Many of us are having to deal with a situation that we weren’t anticipating for a long, long time: an economic downturn, combined with high rates of unemployment and creeping job uncertainty. Faced with decisions that we could not have predicted even a year ago, many people end up making avoidable mistakes that could cost them a lot. Not everyone will have the luxury of springing back unharmed from these mistakes, but hopefully reading this article will make it easier to minimize the impact from a wrong decision you may have already made and help you avoid financial pitfalls in the near future.
Here are some financial moves that require some smart navigation. Mistakes can range from a few hundred dollars to thousands of dollars, so it’s helpful to have some guidance when you’re in one of the situations below:
Using credit cards instead of the emergency fund
It can really hurt to use the emergency fund that you’ve worked so hard to save for, but the alternative might be worse. An emergency fund is for when times are truly tough, so why would some people not want to use their rainy day funds?
Perhaps they don’t want to admit that they are in a desperate situation. By putting an emergency expense on a credit card, they could pretend that the growing credit card float is just normal day-to-day expenses. Their saver’s mentality is making it difficult to actually spend even when the situation is deserving of it.
This may require a slight shift in mentality from saving to spending. An emergency fund is not a sacred, untouchable object. It’s a tool, like many others, that you should use at the right time.
In the beginning of the year, many people got carried away with the market panic and sold off their investments without any plan or strategy for buying back into the market. No one can predict the market, not even the experts in the news. The market has recovered since the pandemic started, taken another deep dive, and jumped up again on news of a vaccine.
If you did happen to sell your investments and are now wanting back in, a phased approach is the way to go. Don’t wait for the market to dip again or buy all at once. You might also want to consider enlisting the help of a financial professional who can manage your portfolio for you — a good financial advisor will help you discover the emotional and mental biases you might have when it comes to your investments.
Stop saving and investing
The ‘wait and see’ approach doesn’t really work when it comes to saving and investing.
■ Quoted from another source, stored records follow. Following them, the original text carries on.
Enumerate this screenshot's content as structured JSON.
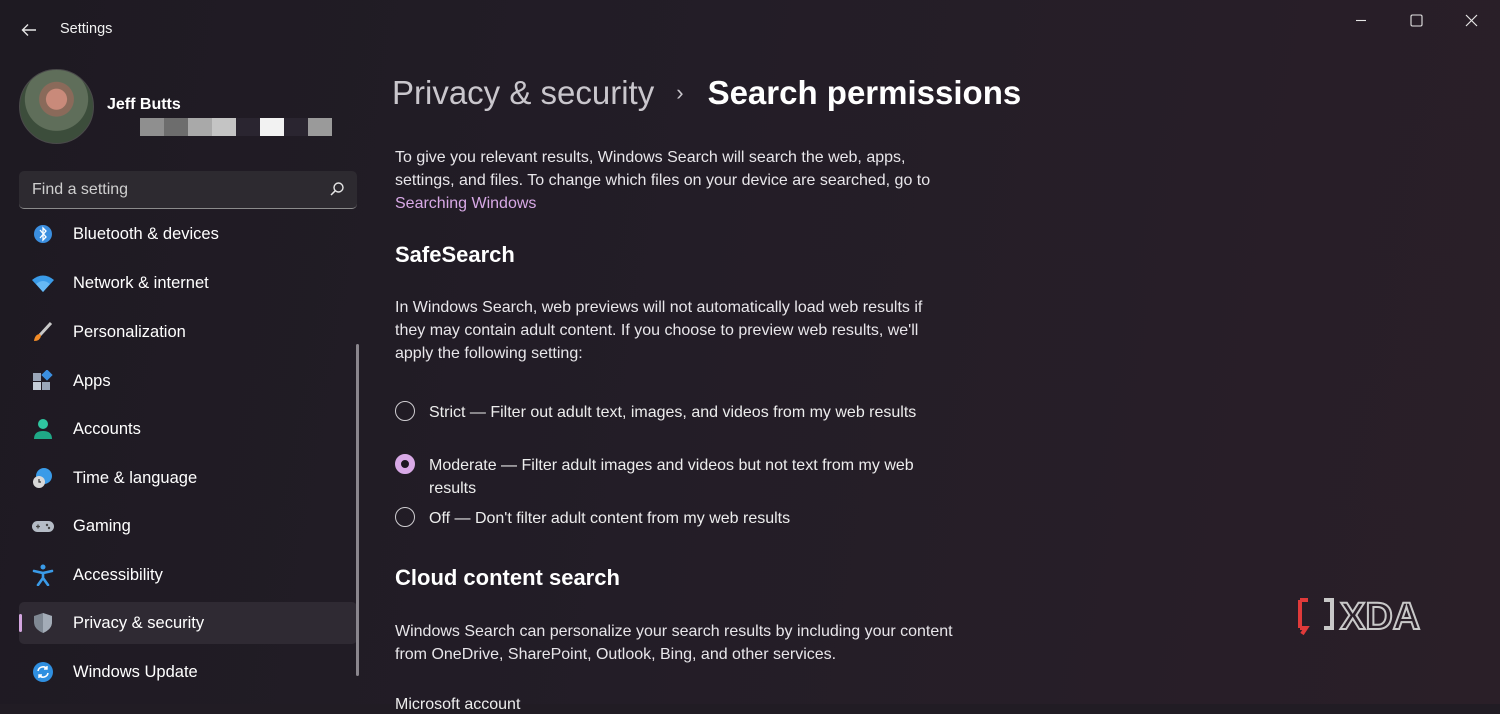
{
  "window": {
    "title": "Settings",
    "back_icon": "arrow-left-icon",
    "controls": [
      "minimize-icon",
      "maximize-icon",
      "close-icon"
    ]
  },
  "profile": {
    "name": "Jeff Butts",
    "redacted_colors": [
      "#8f8f8f",
      "#6d6d6d",
      "#a9a9a9",
      "#c4c4c4",
      "#2a2530",
      "#f2f2f2",
      "#2a2530",
      "#9a9a9a"
    ]
  },
  "search": {
    "placeholder": "Find a setting",
    "icon": "search-icon"
  },
  "sidebar": {
    "items": [
      {
        "label": "Bluetooth & devices",
        "icon": "bluetooth-icon",
        "selected": false
      },
      {
        "label": "Network & internet",
        "icon": "wifi-icon",
        "selected": false
      },
      {
        "label": "Personalization",
        "icon": "brush-icon",
        "selected": false
      },
      {
        "label": "Apps",
        "icon": "apps-icon",
        "selected": false
      },
      {
        "label": "Accounts",
        "icon": "person-icon",
        "selected": false
      },
      {
        "label": "Time & language",
        "icon": "globe-clock-icon",
        "selected": false
      },
      {
        "label": "Gaming",
        "icon": "gamepad-icon",
        "selected": false
      },
      {
        "label": "Accessibility",
        "icon": "accessibility-icon",
        "selected": false
      },
      {
        "label": "Privacy & security",
        "icon": "shield-icon",
        "selected": true
      },
      {
        "label": "Windows Update",
        "icon": "sync-icon",
        "selected": false
      }
    ]
  },
  "breadcrumb": {
    "parent": "Privacy & security",
    "separator": "›",
    "current": "Search permissions"
  },
  "intro": {
    "text": "To give you relevant results, Windows Search will search the web, apps, settings, and files. To change which files on your device are searched, go to ",
    "link": "Searching Windows"
  },
  "safesearch": {
    "title": "SafeSearch",
    "description": "In Windows Search, web previews will not automatically load web results if they may contain adult content. If you choose to preview web results, we'll apply the following setting:",
    "selected": "moderate",
    "options": [
      {
        "id": "strict",
        "label": "Strict — Filter out adult text, images, and videos from my web results"
      },
      {
        "id": "moderate",
        "label": "Moderate — Filter adult images and videos but not text from my web results"
      },
      {
        "id": "off",
        "label": "Off — Don't filter adult content from my web results"
      }
    ]
  },
  "cloud": {
    "title": "Cloud content search",
    "description": "Windows Search can personalize your search results by including your content from OneDrive, SharePoint, Outlook, Bing, and other services.",
    "next_label": "Microsoft account"
  },
  "watermark": {
    "text": "XDA",
    "icon": "xda-logo-icon"
  },
  "colors": {
    "accent": "#d8a9e6",
    "background": "#211c24",
    "sidebar_selected": "#2f2a33"
  }
}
If you thought you’d give it some time before you start investing again or halted your retirement contributions, consider signing up again at the earliest opportunity. Like we said earlier, no one can predict the future, but you might be missing out on some stock market returns and dividends. Plus, you should always invest with a long-term view of your finances, and over years any dip in your investments will be smoothed over thanks to the passage of time.
Not having ‘the talk’
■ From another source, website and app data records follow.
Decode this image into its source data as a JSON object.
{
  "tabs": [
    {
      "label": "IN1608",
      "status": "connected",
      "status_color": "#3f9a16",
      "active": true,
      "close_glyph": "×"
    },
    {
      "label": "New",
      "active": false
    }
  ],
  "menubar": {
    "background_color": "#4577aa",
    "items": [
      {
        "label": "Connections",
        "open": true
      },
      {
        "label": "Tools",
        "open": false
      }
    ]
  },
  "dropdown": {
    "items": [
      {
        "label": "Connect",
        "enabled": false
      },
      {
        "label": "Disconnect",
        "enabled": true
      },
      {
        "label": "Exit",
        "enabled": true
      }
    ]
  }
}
If you have a family or are living with relatives during the pandemic, have you had a conversation about money? Maybe your parents could use some help with the groceries or the mortgage, or maybe your significant other is dealing with a potential job loss or pay cut. It’s painful to bring these truths out into the open but doing so will allow you to form a closer bond with the people you’re currently living with. The key to a successful money conversation is planning: give everyone time to come up with constructive ways of discussing their current money worries and maybe you’ll come up with some great solutions together.
We mentioned this in our holiday article, but don’t plan on spending a lot of money on gifts without first connecting with your loved ones. Who knows, by spending your money you might be putting them in an uncomfortable obligation to do the same.
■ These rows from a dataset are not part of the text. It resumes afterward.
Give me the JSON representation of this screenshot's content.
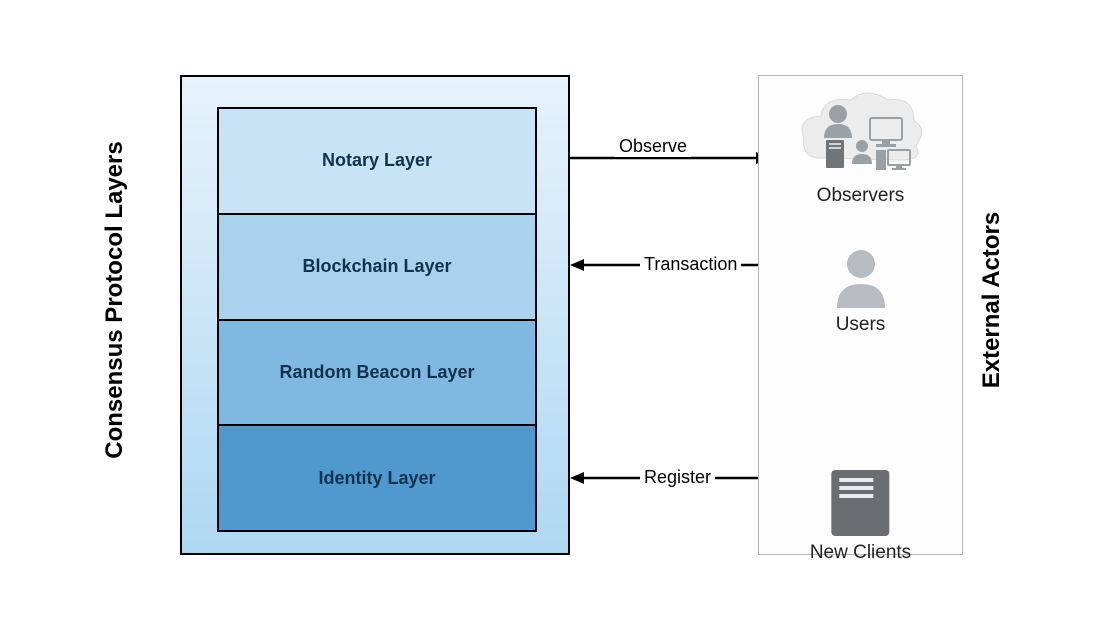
{
  "left": {
    "title": "Consensus Protocol Layers",
    "layers": {
      "notary": "Notary Layer",
      "blockchain": "Blockchain Layer",
      "beacon": "Random Beacon Layer",
      "identity": "Identity Layer"
    }
  },
  "right": {
    "title": "External Actors",
    "actors": {
      "observers": "Observers",
      "users": "Users",
      "newclients": "New Clients"
    }
  },
  "arrows": {
    "observe": "Observe",
    "transaction": "Transaction",
    "register": "Register"
  }
}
Carrying money fear over into other areas of your life
You’ll find many people joking that 2020 is a write-off: travel plans were cancelled, weddings delayed, unplanned gap years taken, and employment opportunities left on the table.
Many companies announced layoffs and hiring freezes, inducing fear in the employees left behind. If you think that now is not the time to ask for a promotion that you were in line for or you stopped looking for jobs during the pandemic, make sure that you’re not stuck out of fear. By seeking increased responsibility and new opportunities during this time, you affirm that you are a valuable, forward-thinking worker and an asset to any organization. It might take some time (and therapy!) to get your career back on track, but it’s important to do the work.
‘Treating’ yourself in every area of your budget
If you haven’t yet revised your budget for the pandemic, this is one area that can show immediate results in your financial situation. Take an afternoon to look over all your automatic expenses — are there items you can cut out easily or are no longer using? Subscription services in particular creep up quite silently: do you have Netflix, Amazon Prime, Hulu, and HBO? Are you using all of them? Remember, you can always rejoin a subscription service (sometimes with a small discount) when your finances aren’t so uncertain.